Two years ago, Korean automaker Kia opened a plant in West Point, near the Alabama border. The plant employs 3,000 people. But its economic impact is much wider, extending to supplier companies and other businesses catering to Kia and its employees.
On Lafayette Parkway across from the LaGrange Mall there are a number of Korean businesses. There’s a Korean bakery, and next store a Korean restaurant. A pool hall has large Korean lettering out front and next door is a Korean accounting office.
Inside the restaurant on a recent afternoon, a dozen Korean auto workers in work gear huddle over steaming lacquered bowls of traditional dishes.
Some of them work for Sewon America. With 800 employees, it’s the largest Kia supplier in the LaGrange area, about a dozen miles from the plant.
Sewon makes metal safety parts for car door panels that blunt the force of a crash. Ken Horton is a senior manager there. In an interview at the plant, he says soon he’s going to need more employees.
“I anticipate anywhere from 100 to 200 more, probably in the next six to eight months,” he said.
Sewon America opened two years ago. It’s one of about 60 suppliers straddling Georgia and Alabama, where Kia’s sister company, Hyundai, has a car plant.
The supplier network that has sprung up is part of what makes Kia’s presence in west Georgia unique. Horton says automakers like to have their suppliers nearby so they can adjust production schedules at any time.

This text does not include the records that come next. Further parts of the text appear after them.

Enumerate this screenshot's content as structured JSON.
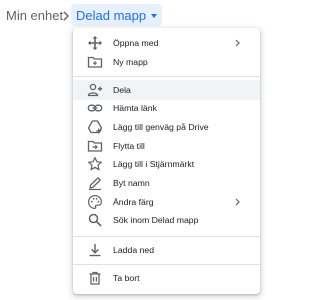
{
  "breadcrumb": {
    "root_label": "Min enhet",
    "current_label": "Delad mapp"
  },
  "menu": {
    "items": [
      {
        "label": "Öppna med",
        "icon": "move-arrows-icon",
        "submenu": true
      },
      {
        "label": "Ny mapp",
        "icon": "new-folder-icon"
      },
      {
        "label": "Dela",
        "icon": "person-add-icon",
        "highlighted": true
      },
      {
        "label": "Hämta länk",
        "icon": "link-icon"
      },
      {
        "label": "Lägg till genväg på Drive",
        "icon": "drive-shortcut-icon"
      },
      {
        "label": "Flytta till",
        "icon": "move-to-folder-icon"
      },
      {
        "label": "Lägg till i Stjärnmärkt",
        "icon": "star-icon"
      },
      {
        "label": "Byt namn",
        "icon": "pencil-icon"
      },
      {
        "label": "Ändra färg",
        "icon": "palette-icon",
        "submenu": true
      },
      {
        "label": "Sök inom Delad mapp",
        "icon": "search-icon"
      },
      {
        "label": "Ladda ned",
        "icon": "download-icon"
      },
      {
        "label": "Ta bort",
        "icon": "trash-icon"
      }
    ]
  },
  "colors": {
    "accent": "#1a73e8",
    "accent_bg": "#e8f0fe",
    "icon": "#5f6368",
    "text": "#202124",
    "highlight": "#f1f3f4"
  }
}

“Kia is about 11 to 12 miles away and our job is to get the product to Kia just in time -- when they want it, when they ask for it, in the right quantity, defect-free,” he said.
Over at Kia, the plant now runs three shifts a day and churns out three models, including the Optima.
Kia announced plans to build the plant in 2006. As incentives, the state spent about $165 million to purchase and improve the land for the plant, and build roads. Kia is also receiving $130 million in property tax abatements.
In exchange, the company pledged to invest $1 billion in the plant and create 2,500 jobs, obligations Kia says it has met.
Yet unemployment in the area hovers around 11 percent.
The automaker’s arrival came as welcome news to an area where textile plant closures have been the norm for years.
And Randy Jackson, vice president of Kia’s Georgia operations, says the plant has provided jobs to some of those laid off at other companies.
“There have been a lot of closures in this region,” he said in an interview at the plant this month. “I don’t know what the numbers are but I know at one time those numbers were falling much faster than we could add back jobs. But I will say, we have been able to add between ourselves and our suppliers well over 10,000 jobs, which is a tremendous shot in the arm for this region.”
More expansion may be on the way as Hyundai suppliers in Alabama look to open second plants in the U.S.
One success is Mando, a Hyundai supplier that plans to build a plant next door in Meriwether County.
More businesses mean more people. In downtown LaGrange, a jewelry store window sports a neon sign in Korean, and a banner advertises the LaGrange Korean School.
James Yu, pastor of New Heaven Baptist Mission Church, says Kia and Kia supplier company employees now make up several growing congregations.
“We have here, in our Korean community here, even though it’s small, we have already six Korean churches worshiping here in the LaGrange area,” he said outside his church.
Back at Kia, Jackson says people buying Optimas, Sorentos and other Kia models are now coming back for repeat purchases. Local officials say that’s good news not just for Kia plant employees but for the entire region.